            • High Flying Duck

               /  April 9, 2018

              Perhaps, if that is happening people should look at what they are spending their money on…

            • Blazer

               /  April 10, 2018

              @HFD…good to see you believe in self sufficiency…if you want a lettuce…grow one,if you want a jersey…knit one.

  7. Blazer

     /  April 9, 2018

    apparantly people are spending too much on…coffee,that’s why they can’t afford a…house.

    • Alan Wilkinson

       /  April 9, 2018

      By the time Labour has finished regulating they won’t be able to afford coffee either: Minimum Wage Rises Hit Coffee Prices.

    • Gezza

       /  April 9, 2018

      It’s apparEntly. Not meaning to offend, but you always misspell it & you might as well get it right in future.

  8. The reason the people of Britain voted to leave the EU was because enough of them finally woke up to the fact that they had no control whatsoever over those who made their ever-encroaching and spiralling-out-of-control laws. They were, by any realistic definition, living in a totalitarian state.

    Even the over-paid members of the European ‘Parliament’, ostensibly elected by the people, have in truth little more power than the waiters in a Mafia boss’s cafe – who at least might be allowed to decide which napkins to use. The EU is a power-crazed, deceitful affront to democracy.

    It may have been readily accepted by the Europeans – who have never known real freedom, due to Napoleon asserting that the people should serve the State – but the Britons – who HAVE known freedom, thanks to The Great Charter asserting the opposite – had to be tricked and lied to in order to join it. But eventually enough became enough.

    • PartisanZ

       /  April 9, 2018

      Interesting how the referendum-based decision for Britain to exit the EU is constantly being portrayed as such a terrible thing for democracy, isn’t it?
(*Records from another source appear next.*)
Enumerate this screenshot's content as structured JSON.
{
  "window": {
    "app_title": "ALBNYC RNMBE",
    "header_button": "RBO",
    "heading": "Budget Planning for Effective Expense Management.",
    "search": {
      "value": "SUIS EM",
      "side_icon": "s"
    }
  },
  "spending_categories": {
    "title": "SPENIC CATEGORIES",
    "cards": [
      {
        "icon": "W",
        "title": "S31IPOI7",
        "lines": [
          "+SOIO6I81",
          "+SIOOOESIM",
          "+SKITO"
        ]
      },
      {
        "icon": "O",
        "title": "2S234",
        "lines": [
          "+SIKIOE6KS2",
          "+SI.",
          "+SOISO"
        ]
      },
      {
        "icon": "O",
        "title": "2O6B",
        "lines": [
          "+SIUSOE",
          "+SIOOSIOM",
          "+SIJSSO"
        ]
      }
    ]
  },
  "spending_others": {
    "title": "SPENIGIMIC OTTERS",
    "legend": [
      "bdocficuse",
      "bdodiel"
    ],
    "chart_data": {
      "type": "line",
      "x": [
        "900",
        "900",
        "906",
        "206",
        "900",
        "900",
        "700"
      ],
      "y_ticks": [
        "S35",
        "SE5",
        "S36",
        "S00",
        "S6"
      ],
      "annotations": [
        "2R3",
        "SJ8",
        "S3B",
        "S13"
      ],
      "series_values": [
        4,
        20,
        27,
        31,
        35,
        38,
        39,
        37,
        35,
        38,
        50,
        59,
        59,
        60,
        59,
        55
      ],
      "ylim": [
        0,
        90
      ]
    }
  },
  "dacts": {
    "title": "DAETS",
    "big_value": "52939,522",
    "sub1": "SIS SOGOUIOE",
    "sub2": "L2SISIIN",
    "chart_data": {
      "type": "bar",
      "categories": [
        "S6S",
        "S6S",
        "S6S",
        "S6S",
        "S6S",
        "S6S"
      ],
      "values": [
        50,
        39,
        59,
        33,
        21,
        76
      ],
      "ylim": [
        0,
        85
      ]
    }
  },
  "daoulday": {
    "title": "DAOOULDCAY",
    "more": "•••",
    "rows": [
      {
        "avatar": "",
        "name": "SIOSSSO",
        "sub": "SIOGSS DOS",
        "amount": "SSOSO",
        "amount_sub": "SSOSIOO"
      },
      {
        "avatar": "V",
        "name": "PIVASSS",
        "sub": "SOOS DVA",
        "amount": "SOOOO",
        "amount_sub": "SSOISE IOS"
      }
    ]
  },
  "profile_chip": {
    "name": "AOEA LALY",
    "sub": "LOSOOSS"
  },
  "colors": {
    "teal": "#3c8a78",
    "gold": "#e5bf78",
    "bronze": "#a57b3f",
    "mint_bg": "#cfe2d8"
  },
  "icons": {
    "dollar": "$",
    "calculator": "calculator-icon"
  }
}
      And how it’s lumped together as ‘populism’ along with the election of Donald Trump.

      I’ve never understood what the two have in common?

      One is a triumph for ‘direct democracy’, the other an abject failure of indirect democracy.